  • Externally polarized (DC bias) true condenser design, Exceptionally low noise, wide dynamic range and high SPL capability for greatest versatility
  • Transformerless circuitry virtually eliminates low frequency distortion and provides superior correlation of high speed transients
  • Precision machined, nickel plated brass, acoustic element baffle provides enhanced element stability and optimal sensitivity
  • State of the art surface mount electronics ensure compliance with A T's stringent consistency and reliability standards

Last update on 2024-06-13 / Affiliate links / Images from Amazon Product Advertising API

The Audio-Technica AT4040 is an excellent option for both the home studio and live sound applications. This is a small-diaphragm condenser microphone that can accurately reproduce both highs and lows, providing professional quality audio. The AT4040 provides a built-in switchable 80/100v transformer, making it great for both studio and live applications. It also comes with a high-quality case to protect the microphone when it’s not in use.

In addition, the microphone can also be used with battery power, which is convenient for musicians performing in live situations. The AT4050 features a HF roll-off switch, allowing you to easily change the frequency response of the microphone for high quality results every time.


How do I mic a room for live recording?

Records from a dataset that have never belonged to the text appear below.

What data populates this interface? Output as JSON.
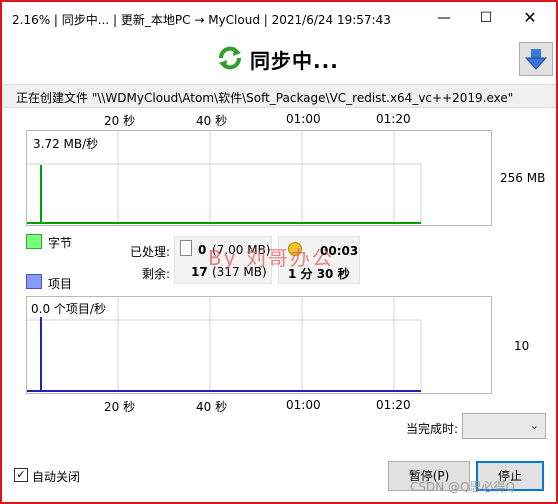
{
  "window": {
    "title": "2.16% | 同步中... | 更新_本地PC → MyCloud | 2021/6/24 19:57:43",
    "minimize_glyph": "—",
    "maximize_glyph": "☐",
    "close_glyph": "✕"
  },
  "header": {
    "title": "同步中...",
    "sync_icon": "sync-icon",
    "collapse_icon": "arrow-down-icon"
  },
  "current_file": "正在创建文件 \"\\\\WDMyCloud\\Atom\\软件\\Soft_Package\\VC_redist.x64_vc++2019.exe\"",
  "top_axis": [
    "20 秒",
    "40 秒",
    "01:00",
    "01:20"
  ],
  "bottom_axis": [
    "20 秒",
    "40 秒",
    "01:00",
    "01:20"
  ],
  "bytes_graph": {
    "rate_label": "3.72 MB/秒",
    "max_label": "256 MB",
    "color": "#00a000"
  },
  "items_graph": {
    "rate_label": "0.0 个项目/秒",
    "max_label": "10",
    "color": "#2020c0"
  },
  "legend": {
    "bytes": {
      "label": "字节",
      "color": "#77ff77"
    },
    "items": {
      "label": "项目",
      "color": "#8899ff"
    }
  },
  "stats": {
    "processed_label": "已处理:",
    "processed_count": "0",
    "processed_size": "(7.00 MB)",
    "elapsed": "00:03",
    "remaining_label": "剩余:",
    "remaining_count": "17",
    "remaining_size": "(317 MB)",
    "remaining_time": "1 分 30 秒"
  },
  "watermark": "By 刘哥办公",
  "finish": {
    "label": "当完成时:",
    "value": ""
  },
  "auto_close": {
    "label": "自动关闭",
    "checked": "✓"
  },
  "buttons": {
    "pause": "暂停(P)",
    "stop": "停止"
  },
  "footer_watermark": "CSDN @Q思必得Q"
}
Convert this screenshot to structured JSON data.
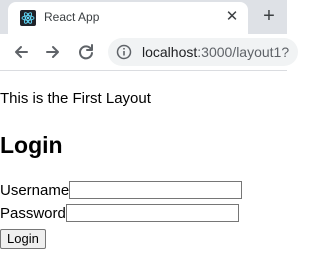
{
  "browser": {
    "tab": {
      "title": "React App",
      "favicon": "react-logo-icon",
      "close_icon": "close-icon",
      "close_glyph": "✕"
    },
    "new_tab_icon": "plus-icon",
    "new_tab_glyph": "+",
    "toolbar": {
      "back_icon": "arrow-left-icon",
      "forward_icon": "arrow-right-icon",
      "reload_icon": "reload-icon",
      "info_icon": "info-icon",
      "url_host": "localhost",
      "url_path": ":3000/layout1?"
    }
  },
  "page": {
    "intro_text": "This is the First Layout",
    "heading": "Login",
    "username_label": "Username",
    "username_value": "",
    "password_label": "Password",
    "password_value": "",
    "login_button": "Login"
  },
  "colors": {
    "tabstrip": "#dee1e6",
    "omnibox": "#f1f3f4",
    "react_bg": "#20232a",
    "react_logo": "#61dafb"
  }
}
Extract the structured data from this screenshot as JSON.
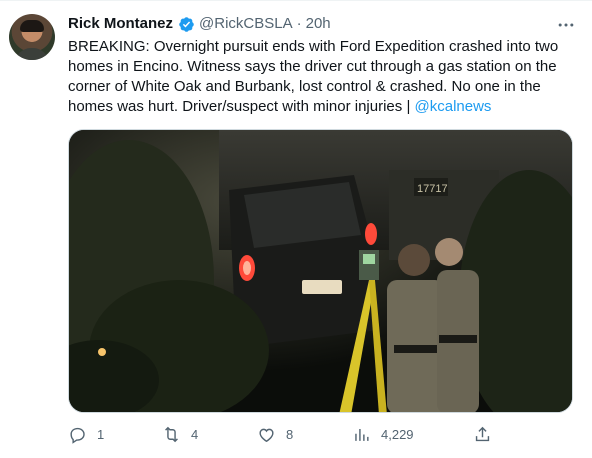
{
  "tweet": {
    "author_name": "Rick Montanez",
    "handle": "@RickCBSLA",
    "separator": "·",
    "time": "20h",
    "text_main": "BREAKING: Overnight pursuit ends with Ford Expedition crashed into two homes in Encino. Witness says the driver cut through a gas station on the corner of White Oak and Burbank, lost control & crashed. No one in the homes was hurt. Driver/suspect with minor injuries | ",
    "text_link": "@kcalnews",
    "house_number": "17717"
  },
  "actions": {
    "replies": "1",
    "retweets": "4",
    "likes": "8",
    "views": "4,229"
  },
  "icons": {
    "verified": "verified-badge-icon",
    "more": "more-options-icon",
    "reply": "reply-icon",
    "retweet": "retweet-icon",
    "like": "heart-icon",
    "views": "views-icon",
    "share": "share-icon"
  },
  "colors": {
    "link": "#1d9bf0",
    "text": "#0f1419",
    "muted": "#536471"
  }
}
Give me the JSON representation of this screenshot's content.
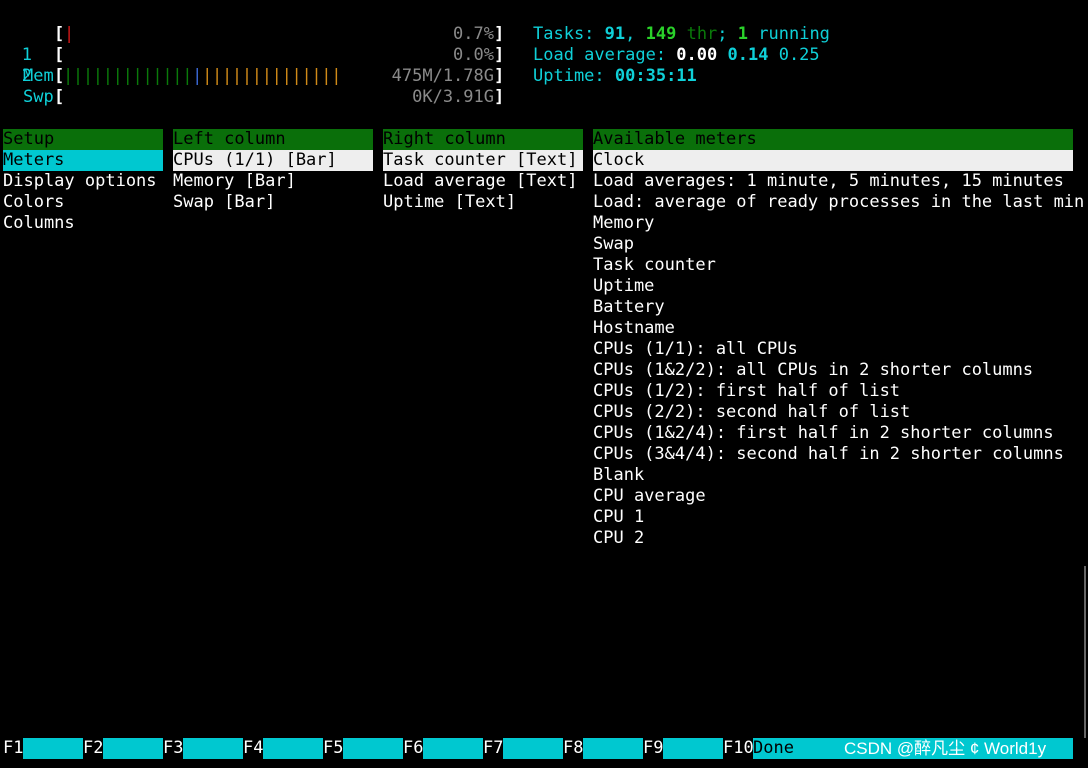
{
  "meters_left": {
    "cpu1": {
      "label": "1",
      "percent_text": "0.7%",
      "usage_percent": 0.7
    },
    "cpu2": {
      "label": "2",
      "percent_text": "0.0%",
      "usage_percent": 0.0
    },
    "mem": {
      "label": "Mem",
      "value_text": "475M/1.78G",
      "ticks_used": 13,
      "ticks_buffers": 1,
      "ticks_cache": 14
    },
    "swp": {
      "label": "Swp",
      "value_text": "0K/3.91G"
    }
  },
  "meters_right": {
    "tasks": {
      "label": "Tasks: ",
      "tasks": "91",
      "sep": ", ",
      "threads": "149",
      "thr_label": " thr",
      "semi": "; ",
      "running": "1",
      "running_label": " running"
    },
    "load": {
      "label": "Load average: ",
      "v1": "0.00",
      "v5": "0.14",
      "v15": "0.25"
    },
    "uptime": {
      "label": "Uptime: ",
      "value": "00:35:11"
    }
  },
  "setup": {
    "header": "Setup",
    "items": [
      "Meters",
      "Display options",
      "Colors",
      "Columns"
    ]
  },
  "left_column": {
    "header": "Left column",
    "items": [
      "CPUs (1/1) [Bar]",
      "Memory [Bar]",
      "Swap [Bar]"
    ]
  },
  "right_column": {
    "header": "Right column",
    "items": [
      "Task counter [Text]",
      "Load average [Text]",
      "Uptime [Text]"
    ]
  },
  "available_meters": {
    "header": "Available meters",
    "items": [
      "Clock",
      "Load averages: 1 minute, 5 minutes, 15 minutes",
      "Load: average of ready processes in the last min",
      "Memory",
      "Swap",
      "Task counter",
      "Uptime",
      "Battery",
      "Hostname",
      "CPUs (1/1): all CPUs",
      "CPUs (1&2/2): all CPUs in 2 shorter columns",
      "CPUs (1/2): first half of list",
      "CPUs (2/2): second half of list",
      "CPUs (1&2/4): first half in 2 shorter columns",
      "CPUs (3&4/4): second half in 2 shorter columns",
      "Blank",
      "CPU average",
      "CPU 1",
      "CPU 2"
    ]
  },
  "function_keys": [
    {
      "key": "F1",
      "label": ""
    },
    {
      "key": "F2",
      "label": ""
    },
    {
      "key": "F3",
      "label": ""
    },
    {
      "key": "F4",
      "label": ""
    },
    {
      "key": "F5",
      "label": ""
    },
    {
      "key": "F6",
      "label": ""
    },
    {
      "key": "F7",
      "label": ""
    },
    {
      "key": "F8",
      "label": ""
    },
    {
      "key": "F9",
      "label": ""
    },
    {
      "key": "F10",
      "label": "Done"
    }
  ],
  "watermark": "CSDN @醉凡尘 ¢ World1y",
  "colors": {
    "accent_cyan": "#00c8d0",
    "header_green": "#0a6f0a",
    "selected_white": "#eeeeee"
  }
}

To mic a room for live recording, you need to locate the main source of the sound. This will usually be the microphone in use or audio output from your computer. Then, you need to find a way to isolate that sound without disturbing the mic-ing process. You can set up walls and pieces of furniture around that location so people can’t hear it which is helpful when recording.

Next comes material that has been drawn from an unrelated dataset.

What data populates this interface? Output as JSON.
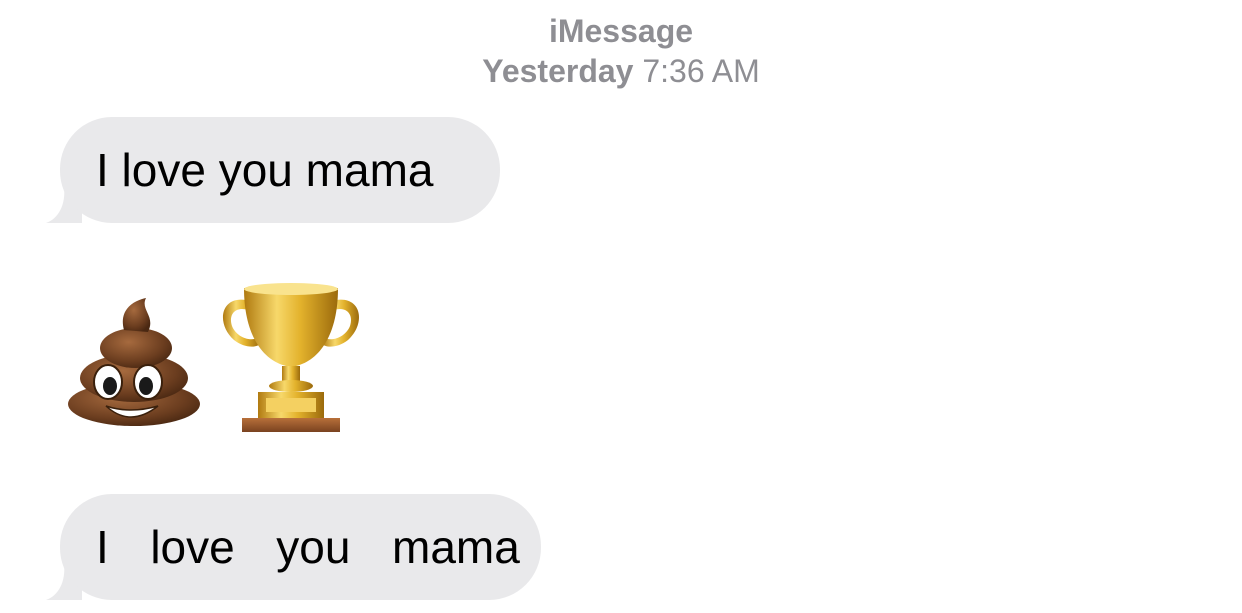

Once you’ve located the microphone and isolated it from other noise, make sure your levels are high enough before pressing record on your software’s timeline.

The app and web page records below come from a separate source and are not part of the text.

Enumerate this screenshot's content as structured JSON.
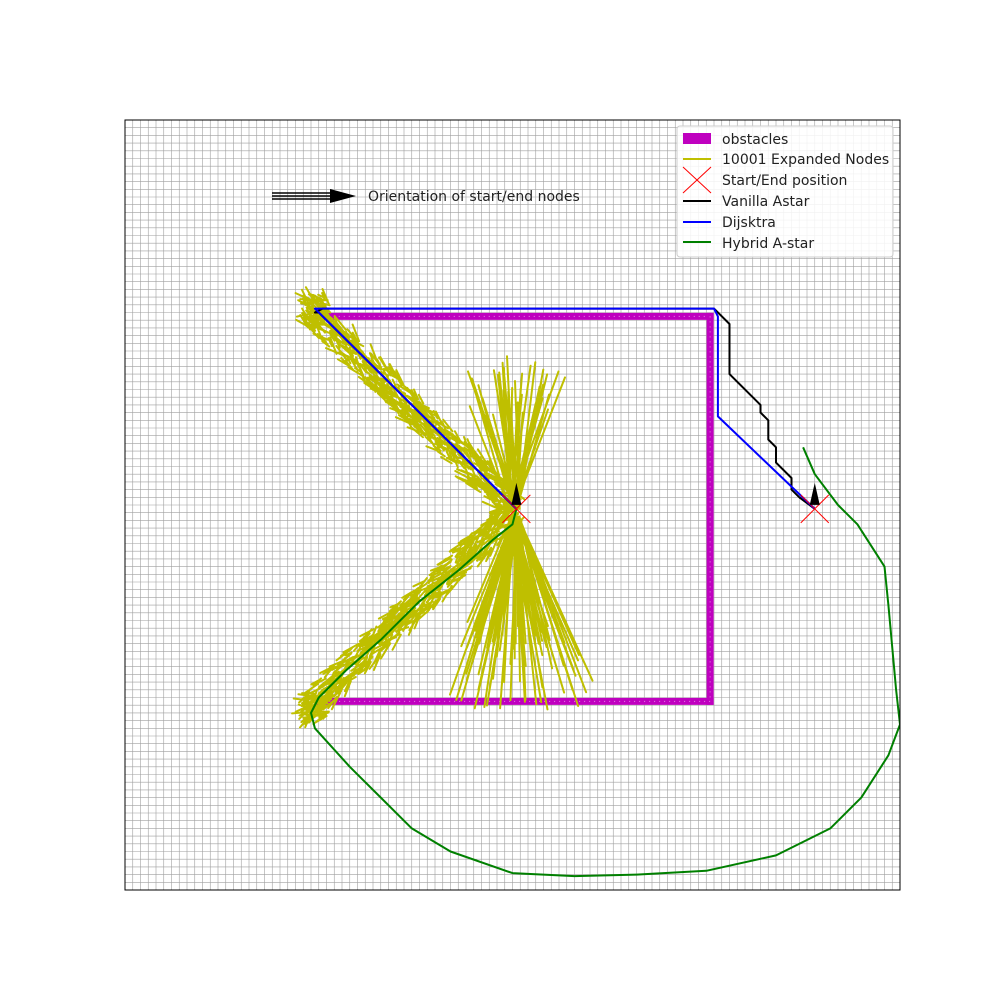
{
  "chart_data": {
    "type": "line",
    "title": "",
    "xlabel": "",
    "ylabel": "",
    "xlim": [
      0,
      100
    ],
    "ylim": [
      0,
      100
    ],
    "grid": true,
    "grid_color": "#a0a0a0",
    "grid_step": 1,
    "legend_position": "top-right",
    "annotation": {
      "text": "Orientation of start/end nodes"
    },
    "start": [
      50.5,
      49.5
    ],
    "end": [
      89,
      49.5
    ],
    "obstacles": [
      [
        [
          25,
          74.5
        ],
        [
          75.5,
          74.5
        ]
      ],
      [
        [
          75.5,
          74.5
        ],
        [
          75.5,
          24.5
        ]
      ],
      [
        [
          75.5,
          24.5
        ],
        [
          25,
          24.5
        ]
      ]
    ],
    "series": [
      {
        "name": "obstacles",
        "color": "#bf00bf",
        "kind": "obstacle"
      },
      {
        "name": "10001 Expanded Nodes",
        "color": "#bfbf00",
        "kind": "expanded"
      },
      {
        "name": "Start/End position",
        "color": "#ff0000",
        "kind": "marker"
      },
      {
        "name": "Vanilla Astar",
        "color": "#000000",
        "kind": "line",
        "points": [
          [
            50.5,
            49.5
          ],
          [
            25,
            75
          ],
          [
            24.5,
            75
          ],
          [
            25.5,
            75.5
          ],
          [
            76,
            75.5
          ],
          [
            78,
            73.5
          ],
          [
            78,
            67
          ],
          [
            82,
            63
          ],
          [
            82,
            62
          ],
          [
            83,
            61
          ],
          [
            83,
            58.5
          ],
          [
            84,
            57.5
          ],
          [
            84,
            55.5
          ],
          [
            86,
            53.5
          ],
          [
            86,
            52
          ],
          [
            87,
            51
          ],
          [
            89,
            49.5
          ]
        ]
      },
      {
        "name": "Dijsktra",
        "color": "#0000ff",
        "kind": "line",
        "points": [
          [
            50.5,
            49.5
          ],
          [
            24.5,
            75.5
          ],
          [
            25.5,
            75.5
          ],
          [
            76,
            75.5
          ],
          [
            76.5,
            74.5
          ],
          [
            76.5,
            61.5
          ],
          [
            89,
            49.5
          ]
        ]
      },
      {
        "name": "Hybrid A-star",
        "color": "#008000",
        "kind": "line",
        "points": [
          [
            50.5,
            49.5
          ],
          [
            50,
            47.5
          ],
          [
            47.5,
            45.5
          ],
          [
            43,
            41.5
          ],
          [
            38,
            37.5
          ],
          [
            33,
            32.5
          ],
          [
            28.5,
            28.5
          ],
          [
            25,
            25
          ],
          [
            24,
            23
          ],
          [
            24.5,
            21
          ],
          [
            29,
            16
          ],
          [
            37,
            8
          ],
          [
            42,
            5
          ],
          [
            50,
            2.2
          ],
          [
            58,
            1.8
          ],
          [
            66,
            2
          ],
          [
            75,
            2.5
          ],
          [
            84,
            4.5
          ],
          [
            91,
            8
          ],
          [
            95,
            12
          ],
          [
            98.5,
            17.5
          ],
          [
            100,
            21.5
          ],
          [
            99.5,
            26
          ],
          [
            98.5,
            37
          ],
          [
            98,
            42
          ],
          [
            94.5,
            47.5
          ],
          [
            92,
            50
          ],
          [
            89,
            54
          ],
          [
            87.5,
            57.5
          ]
        ]
      }
    ]
  }
}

Which microphone is best for live vocals?

There are a lot of mics that work for live vocal recordings, but it all depends on what type of sound you’re looking for and which mics you have access too. Some good suggestions are: SM-57, Rode NT1-A, AKG C451B, and Shure SM7B

Which microphone is best for home recording?

The microphone you use for recording will be determined by your personal preference and how much you have available. Some of the best mics are: Audio-Technica AT2020, Blue Snowball, AT-3350, Sennheiser Microphone, and Roland R-05.


Q: What is the best microphone for recording the inside of instruments?

A: They are good for phase canceling, and so have been found very useful as room microphones. However, in a home studio, boundary microphones are often the best studio microphones for recording the insides of an instrument. Particularly inside of kick drum, or under a piano lid. Finally, there are multi-pattern microphones.

Q: Where can I find a microphone for my home studio?

A: In fact, this microphone can probably be found in every home studio collection, since it’s often the “first microphone” that many producers gets. Not just that, you can find this microphone in many professional studios, as well as used in live settings.

Q: What are the best home studio mics under 500 dollars?

A: If you’re looking for one of the best home studio mics under 500 dollars, for the purpose of recording an acoustic instrument (like a guitar) and some other general recording applications like drums, guitar amps, and vocals, check out the AKG Pro Audio C214 studio mic. It was designed to be a relatively inexpensive microphone for professional use.

Q: Do you need extra space for your microphone?

A: If you have a little extra space, use it correctly. Let’s say that whatever room in which you’re endeavoring to capture a loud instrument (e.g. a drum kit) with microphones is spacious enough to warrant experimentation with “far away” mic sounds. Great. Now what? Which mics will work best for your purposes?